◆ **AIM OF THE EXERCISE**:
Each record must be repeated exactly. None may be dropped.

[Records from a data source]

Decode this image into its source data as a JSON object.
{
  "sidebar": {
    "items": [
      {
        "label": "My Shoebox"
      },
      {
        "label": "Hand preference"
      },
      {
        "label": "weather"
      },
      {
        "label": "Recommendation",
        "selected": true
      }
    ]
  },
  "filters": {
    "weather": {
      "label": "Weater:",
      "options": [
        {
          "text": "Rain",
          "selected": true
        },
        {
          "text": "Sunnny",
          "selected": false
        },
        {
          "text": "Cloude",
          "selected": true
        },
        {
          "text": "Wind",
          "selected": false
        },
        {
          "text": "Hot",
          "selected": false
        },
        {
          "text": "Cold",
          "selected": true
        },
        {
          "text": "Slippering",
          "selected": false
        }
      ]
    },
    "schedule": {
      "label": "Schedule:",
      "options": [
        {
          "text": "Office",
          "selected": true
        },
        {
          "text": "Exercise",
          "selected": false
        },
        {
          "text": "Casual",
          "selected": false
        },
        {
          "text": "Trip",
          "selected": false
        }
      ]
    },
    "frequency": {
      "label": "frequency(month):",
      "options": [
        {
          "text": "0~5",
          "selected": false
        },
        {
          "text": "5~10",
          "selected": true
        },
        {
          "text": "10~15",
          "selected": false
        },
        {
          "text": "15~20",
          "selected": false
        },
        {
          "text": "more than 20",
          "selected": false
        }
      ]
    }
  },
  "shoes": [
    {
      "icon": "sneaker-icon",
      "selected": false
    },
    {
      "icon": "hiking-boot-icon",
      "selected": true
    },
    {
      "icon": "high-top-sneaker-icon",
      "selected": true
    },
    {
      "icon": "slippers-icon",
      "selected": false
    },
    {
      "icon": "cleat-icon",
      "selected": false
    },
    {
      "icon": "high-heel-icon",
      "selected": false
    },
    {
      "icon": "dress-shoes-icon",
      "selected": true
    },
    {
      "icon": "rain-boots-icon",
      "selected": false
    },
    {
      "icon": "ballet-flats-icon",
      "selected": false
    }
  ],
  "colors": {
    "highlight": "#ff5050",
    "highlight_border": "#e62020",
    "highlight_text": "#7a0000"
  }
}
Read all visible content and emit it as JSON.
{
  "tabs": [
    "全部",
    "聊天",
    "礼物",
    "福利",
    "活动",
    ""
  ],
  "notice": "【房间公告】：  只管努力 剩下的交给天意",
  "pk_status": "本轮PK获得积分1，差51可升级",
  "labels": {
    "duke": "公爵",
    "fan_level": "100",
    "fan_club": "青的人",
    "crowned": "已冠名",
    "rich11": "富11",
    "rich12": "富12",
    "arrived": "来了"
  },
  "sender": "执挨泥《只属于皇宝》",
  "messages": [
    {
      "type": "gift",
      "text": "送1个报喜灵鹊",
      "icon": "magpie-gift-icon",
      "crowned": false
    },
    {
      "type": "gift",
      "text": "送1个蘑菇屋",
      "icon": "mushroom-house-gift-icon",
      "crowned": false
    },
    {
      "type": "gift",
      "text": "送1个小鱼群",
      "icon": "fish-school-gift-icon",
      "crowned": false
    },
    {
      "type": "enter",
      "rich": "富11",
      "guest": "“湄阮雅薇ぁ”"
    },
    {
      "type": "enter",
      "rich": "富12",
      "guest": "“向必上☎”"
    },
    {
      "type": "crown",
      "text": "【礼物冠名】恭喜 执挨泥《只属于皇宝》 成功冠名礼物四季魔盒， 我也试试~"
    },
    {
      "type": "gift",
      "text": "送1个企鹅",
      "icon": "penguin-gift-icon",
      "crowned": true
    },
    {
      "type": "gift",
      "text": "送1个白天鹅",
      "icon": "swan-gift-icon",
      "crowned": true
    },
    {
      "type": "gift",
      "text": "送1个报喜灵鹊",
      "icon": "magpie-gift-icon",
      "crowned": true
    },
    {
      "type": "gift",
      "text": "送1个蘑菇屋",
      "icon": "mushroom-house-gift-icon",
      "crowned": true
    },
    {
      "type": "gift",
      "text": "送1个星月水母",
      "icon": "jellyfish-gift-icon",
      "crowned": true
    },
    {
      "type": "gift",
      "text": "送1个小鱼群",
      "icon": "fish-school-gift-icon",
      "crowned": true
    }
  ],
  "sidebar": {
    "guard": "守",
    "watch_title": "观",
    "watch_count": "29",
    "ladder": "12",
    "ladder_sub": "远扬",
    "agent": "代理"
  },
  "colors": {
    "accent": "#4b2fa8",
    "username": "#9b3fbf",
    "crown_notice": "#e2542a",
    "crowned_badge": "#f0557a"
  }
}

◆ **ANSWER SPACE**:
Decode this image into its source data as a JSON object.
{
  "sidebar": {
    "items": [
      {
        "label": "My Shoebox"
      },
      {
        "label": "Hand preference"
      },
      {
        "label": "weather"
      },
      {
        "label": "Recommendation",
        "selected": true
      }
    ]
  },
  "filters": {
    "weather": {
      "label": "Weater:",
      "options": [
        {
          "text": "Rain",
          "selected": true
        },
        {
          "text": "Sunnny",
          "selected": false
        },
        {
          "text": "Cloude",
          "selected": true
        },
        {
          "text": "Wind",
          "selected": false
        },
        {
          "text": "Hot",
          "selected": false
        },
        {
          "text": "Cold",
          "selected": true
        },
        {
          "text": "Slippering",
          "selected": false
        }
      ]
    },
    "schedule": {
      "label": "Schedule:",
      "options": [
        {
          "text": "Office",
          "selected": true
        },
        {
          "text": "Exercise",
          "selected": false
        },
        {
          "text": "Casual",
          "selected": false
        },
        {
          "text": "Trip",
          "selected": false
        }
      ]
    },
    "frequency": {
      "label": "frequency(month):",
      "options": [
        {
          "text": "0~5",
          "selected": false
        },
        {
          "text": "5~10",
          "selected": true
        },
        {
          "text": "10~15",
          "selected": false
        },
        {
          "text": "15~20",
          "selected": false
        },
        {
          "text": "more than 20",
          "selected": false
        }
      ]
    }
  },
  "shoes": [
    {
      "icon": "sneaker-icon",
      "selected": false
    },
    {
      "icon": "hiking-boot-icon",
      "selected": true
    },
    {
      "icon": "high-top-sneaker-icon",
      "selected": true
    },
    {
      "icon": "slippers-icon",
      "selected": false
    },
    {
      "icon": "cleat-icon",
      "selected": false
    },
    {
      "icon": "high-heel-icon",
      "selected": false
    },
    {
      "icon": "dress-shoes-icon",
      "selected": true
    },
    {
      "icon": "rain-boots-icon",
      "selected": false
    },
    {
      "icon": "ballet-flats-icon",
      "selected": false
    }
  ],
  "colors": {
    "highlight": "#ff5050",
    "highlight_border": "#e62020",
    "highlight_text": "#7a0000"
  }
}
Read all visible content and emit it as JSON.
{
  "tabs": [
    "全部",
    "聊天",
    "礼物",
    "福利",
    "活动",
    ""
  ],
  "notice": "【房间公告】：  只管努力 剩下的交给天意",
  "pk_status": "本轮PK获得积分1，差51可升级",
  "labels": {
    "duke": "公爵",
    "fan_level": "100",
    "fan_club": "青的人",
    "crowned": "已冠名",
    "rich11": "富11",
    "rich12": "富12",
    "arrived": "来了"
  },
  "sender": "执挨泥《只属于皇宝》",
  "messages": [
    {
      "type": "gift",
      "text": "送1个报喜灵鹊",
      "icon": "magpie-gift-icon",
      "crowned": false
    },
    {
      "type": "gift",
      "text": "送1个蘑菇屋",
      "icon": "mushroom-house-gift-icon",
      "crowned": false
    },
    {
      "type": "gift",
      "text": "送1个小鱼群",
      "icon": "fish-school-gift-icon",
      "crowned": false
    },
    {
      "type": "enter",
      "rich": "富11",
      "guest": "“湄阮雅薇ぁ”"
    },
    {
      "type": "enter",
      "rich": "富12",
      "guest": "“向必上☎”"
    },
    {
      "type": "crown",
      "text": "【礼物冠名】恭喜 执挨泥《只属于皇宝》 成功冠名礼物四季魔盒， 我也试试~"
    },
    {
      "type": "gift",
      "text": "送1个企鹅",
      "icon": "penguin-gift-icon",
      "crowned": true
    },
    {
      "type": "gift",
      "text": "送1个白天鹅",
      "icon": "swan-gift-icon",
      "crowned": true
    },
    {
      "type": "gift",
      "text": "送1个报喜灵鹊",
      "icon": "magpie-gift-icon",
      "crowned": true
    },
    {
      "type": "gift",
      "text": "送1个蘑菇屋",
      "icon": "mushroom-house-gift-icon",
      "crowned": true
    },
    {
      "type": "gift",
      "text": "送1个星月水母",
      "icon": "jellyfish-gift-icon",
      "crowned": true
    },
    {
      "type": "gift",
      "text": "送1个小鱼群",
      "icon": "fish-school-gift-icon",
      "crowned": true
    }
  ],
  "sidebar": {
    "guard": "守",
    "watch_title": "观",
    "watch_count": "29",
    "ladder": "12",
    "ladder_sub": "远扬",
    "agent": "代理"
  },
  "colors": {
    "accent": "#4b2fa8",
    "username": "#9b3fbf",
    "crown_notice": "#e2542a",
    "crowned_badge": "#f0557a"
  }
}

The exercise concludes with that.